Records supplied:
'''

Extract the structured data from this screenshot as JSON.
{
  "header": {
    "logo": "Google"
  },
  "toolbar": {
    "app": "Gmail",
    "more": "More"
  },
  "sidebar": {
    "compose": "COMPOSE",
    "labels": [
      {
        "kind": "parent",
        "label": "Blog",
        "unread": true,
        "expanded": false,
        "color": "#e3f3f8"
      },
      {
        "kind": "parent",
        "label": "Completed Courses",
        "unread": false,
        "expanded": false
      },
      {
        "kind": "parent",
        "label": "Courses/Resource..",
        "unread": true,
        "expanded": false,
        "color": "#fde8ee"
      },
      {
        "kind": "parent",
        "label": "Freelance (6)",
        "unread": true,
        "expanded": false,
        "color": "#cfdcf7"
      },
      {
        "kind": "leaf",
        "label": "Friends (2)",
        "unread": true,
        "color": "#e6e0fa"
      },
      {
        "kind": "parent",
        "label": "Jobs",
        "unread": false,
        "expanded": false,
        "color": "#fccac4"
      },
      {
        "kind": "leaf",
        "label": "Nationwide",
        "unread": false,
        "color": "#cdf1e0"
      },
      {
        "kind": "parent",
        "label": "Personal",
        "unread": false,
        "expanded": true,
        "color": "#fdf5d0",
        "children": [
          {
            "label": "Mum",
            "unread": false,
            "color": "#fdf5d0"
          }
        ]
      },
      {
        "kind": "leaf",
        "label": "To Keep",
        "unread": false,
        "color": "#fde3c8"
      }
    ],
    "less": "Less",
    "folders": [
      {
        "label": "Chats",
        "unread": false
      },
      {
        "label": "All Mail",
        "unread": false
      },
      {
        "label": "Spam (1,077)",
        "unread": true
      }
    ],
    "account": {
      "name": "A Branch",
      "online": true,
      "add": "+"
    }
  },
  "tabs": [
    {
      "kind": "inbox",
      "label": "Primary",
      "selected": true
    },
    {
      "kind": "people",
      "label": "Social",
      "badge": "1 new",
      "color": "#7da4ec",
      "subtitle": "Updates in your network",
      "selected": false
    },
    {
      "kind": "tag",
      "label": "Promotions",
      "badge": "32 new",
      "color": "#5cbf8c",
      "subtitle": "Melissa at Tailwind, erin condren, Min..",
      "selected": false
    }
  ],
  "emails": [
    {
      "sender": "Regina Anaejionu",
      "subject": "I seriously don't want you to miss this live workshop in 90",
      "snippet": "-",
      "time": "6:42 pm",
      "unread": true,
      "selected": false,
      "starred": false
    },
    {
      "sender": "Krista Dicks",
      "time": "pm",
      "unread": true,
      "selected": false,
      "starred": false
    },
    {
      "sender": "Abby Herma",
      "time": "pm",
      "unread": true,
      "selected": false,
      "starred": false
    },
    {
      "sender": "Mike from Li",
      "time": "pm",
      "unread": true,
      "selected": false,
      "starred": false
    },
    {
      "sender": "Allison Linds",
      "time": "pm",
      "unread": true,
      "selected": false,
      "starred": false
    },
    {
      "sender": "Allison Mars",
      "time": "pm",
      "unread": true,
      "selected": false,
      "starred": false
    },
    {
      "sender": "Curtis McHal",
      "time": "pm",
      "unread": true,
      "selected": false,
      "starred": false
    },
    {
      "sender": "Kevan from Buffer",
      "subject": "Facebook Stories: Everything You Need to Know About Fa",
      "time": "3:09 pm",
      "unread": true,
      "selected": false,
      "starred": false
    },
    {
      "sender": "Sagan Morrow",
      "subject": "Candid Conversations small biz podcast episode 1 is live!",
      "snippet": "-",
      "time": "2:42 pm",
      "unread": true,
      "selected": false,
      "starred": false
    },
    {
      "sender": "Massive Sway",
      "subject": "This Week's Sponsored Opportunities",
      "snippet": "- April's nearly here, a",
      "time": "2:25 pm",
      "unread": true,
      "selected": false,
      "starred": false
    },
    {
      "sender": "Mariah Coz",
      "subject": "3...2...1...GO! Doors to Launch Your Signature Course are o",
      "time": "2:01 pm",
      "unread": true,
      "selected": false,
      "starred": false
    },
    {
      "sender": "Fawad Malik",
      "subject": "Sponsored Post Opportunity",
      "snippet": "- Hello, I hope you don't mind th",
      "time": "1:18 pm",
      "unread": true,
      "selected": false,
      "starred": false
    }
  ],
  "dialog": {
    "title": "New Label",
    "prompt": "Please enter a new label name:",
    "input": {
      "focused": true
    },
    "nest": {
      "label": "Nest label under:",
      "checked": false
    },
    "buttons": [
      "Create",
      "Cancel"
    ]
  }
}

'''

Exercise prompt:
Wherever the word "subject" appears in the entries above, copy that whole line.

Solution:
      "subject": "I seriously don't want you to miss this live workshop in 90",
      "subject": "Facebook Stories: Everything You Need to Know About Fa",
      "subject": "Candid Conversations small biz podcast episode 1 is live!",
      "subject": "This Week's Sponsored Opportunities",
      "subject": "3...2...1...GO! Doors to Launch Your Signature Course are o",
      "subject": "Sponsored Post Opportunity",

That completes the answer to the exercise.